"Today a 12-foot Great White shark was spotted less than a mile off of Townsends Inlet. Thanks to Savvas B for sending us the video!" they captioned the video. Piazza commented on the post with a photo, "I took the video shark was at least 10'-13' my boat is a 23' crazy one mile off coast." He told NJ.com that he fishes nearly every day and that the great white shark's visit to his boat has made it a memorable summer for him. "I've never seen anything like that," said Piazza.
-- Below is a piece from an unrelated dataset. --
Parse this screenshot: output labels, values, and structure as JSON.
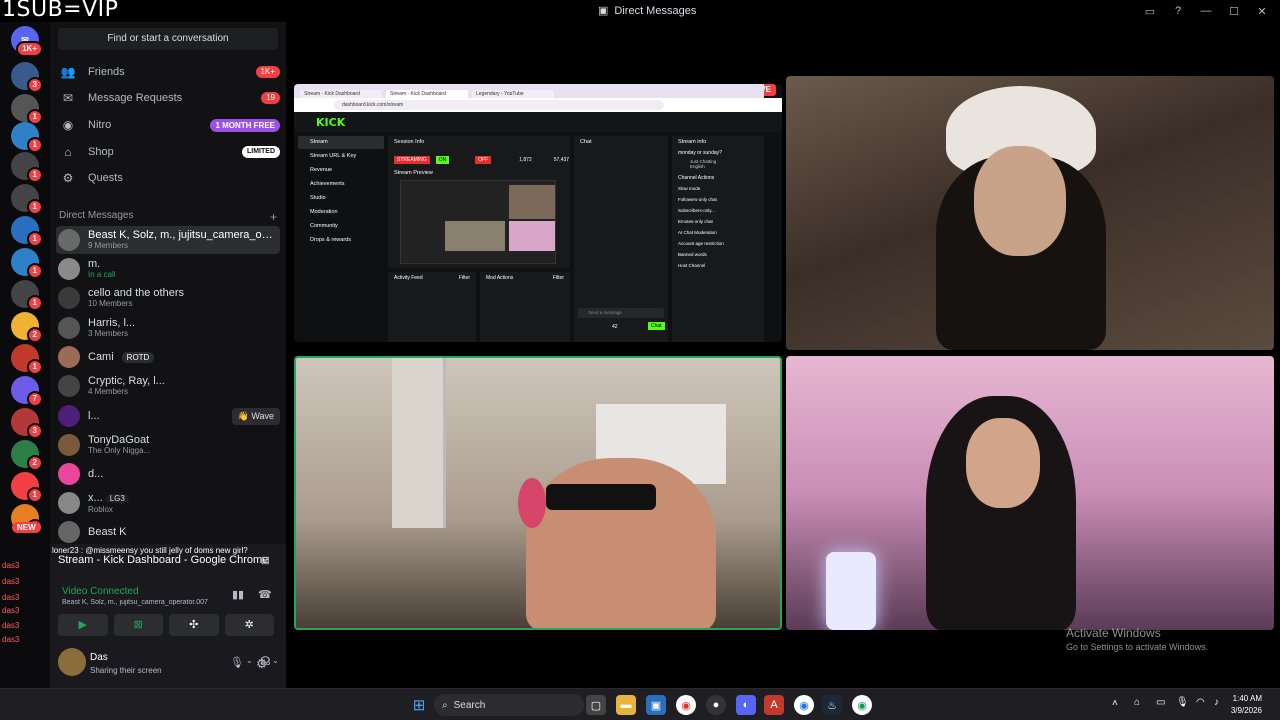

"It was pretty docile. It was swimming north toward Ocean City area, but it was really just mellow and swimming along its little path. When we pulled up to it, it kind of did a couple of little loops, but it was still curious, so it was kind of swimming up to us still. Thank God it didn't bite the boat, obviously, or try to bite at anything," he told Philly Voice.
"I didn't see any tags on it. It was pretty crazy to even be a great white. I've seen blacktip sharks out there before, smaller blacktips, but nothing on the scale of this. It's a little scary, since I've fallen off a couple times right there, ha!" joked Piazza.
Great white sharks annually migrate north during the summer to feed near Nova Scotia to bulk up again after mating season in the southern Atlantic. It's not uncommon for them to swim off the coast of New Jersey, and shark populations have been recovering on the East Coast after four decades of decline, mostly caused by overfishing, as per Philly Voice.